Heavy rain last year has led to the decline in area under cotton. From about 92,000 hectares last time cotton is expected to be grown on nearly 76,000 hectares this year, while area under basmati has doubled from about 36,000 hectares to the expected 72,000 hectares this year in Muktsar.
Despite decline in the area under cotton, the shift has been more towards basmati instead of paddy. Surprisingly, the area under paddy in the district is expected to be nearly 55,000 hectares, which is less than that for cotton and basmati.
"We wanted to bring in diversification and we are satisfied that the farmers have not increased area under paddy. Instead of paddy, area under cotton and paddy has gone to basmati. Basmati helps arrest declining level of sub-soil water and needs less input costs," Beant Singh, chief agriculture officer, Muktsar, said.

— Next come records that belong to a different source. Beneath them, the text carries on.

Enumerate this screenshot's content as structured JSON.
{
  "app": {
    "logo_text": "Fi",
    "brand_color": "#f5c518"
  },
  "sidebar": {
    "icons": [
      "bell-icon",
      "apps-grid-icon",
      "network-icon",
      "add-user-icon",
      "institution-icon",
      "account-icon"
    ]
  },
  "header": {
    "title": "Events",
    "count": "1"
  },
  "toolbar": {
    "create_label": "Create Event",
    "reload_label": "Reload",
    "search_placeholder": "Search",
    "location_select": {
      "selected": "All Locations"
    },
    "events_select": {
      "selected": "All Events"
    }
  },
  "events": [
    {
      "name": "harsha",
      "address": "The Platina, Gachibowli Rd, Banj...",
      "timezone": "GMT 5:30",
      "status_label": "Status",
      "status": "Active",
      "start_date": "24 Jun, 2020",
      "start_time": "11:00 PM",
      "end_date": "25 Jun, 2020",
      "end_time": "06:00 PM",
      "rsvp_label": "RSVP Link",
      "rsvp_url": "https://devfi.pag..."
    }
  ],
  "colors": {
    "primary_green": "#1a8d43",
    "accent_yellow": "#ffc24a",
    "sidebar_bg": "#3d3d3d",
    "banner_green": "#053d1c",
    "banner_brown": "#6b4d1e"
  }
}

But farmers believe that diversification was not on the mind of many. "Heavy rain played havoc on the cotton crop last year and it was badly damaged on a large area. So most cotton growers, too, chose to transplant bamasti instead of paddy because basmati fetches much better prices last year. As cotton takes more time to mature and is a labour-intensive crop, basmati was the only option before farmers," Sukhdev Singh, a farmer from a Muktsar village, said.
More area would have gone under basmati if the agriculture department had not warned farmers of glut this year. Many farmers changed their mind just before the sowing of basmati.
Now paddy is expected to be grown over about 55,000 hectares while both basmati and cotton are expected to be on 75,000 in Muktsar district. The area under paddy has come down to nearly half from about 1 lakh hectares in the last two years.
While the area under basmati doubled in Muktsar, it is expected to go up three-fold in Faridkot, from about 8,000 hectares last year to about 21,000 this year. But cotton is expected to remain on the same area in Faridkot district.
The low prices of cotton against the surprisingly higher rates of basmati have also kept farmers away from growing cotton. "Farmers continued to wait for months that the price of cotton would increase as rain had spoilt the crop on most of the area in the region.
The cotton price, however, remained `5,000 per quintal on average. But on the other hand, the prices of basmati increased to about `4,500 per quintal from the usual price of about `2,500 per quintal previous years," Jagga Singh, a farmer from Niamiwala village in Faridkot, said. It led most farmers to opt for bsasmati over paddy or cotton.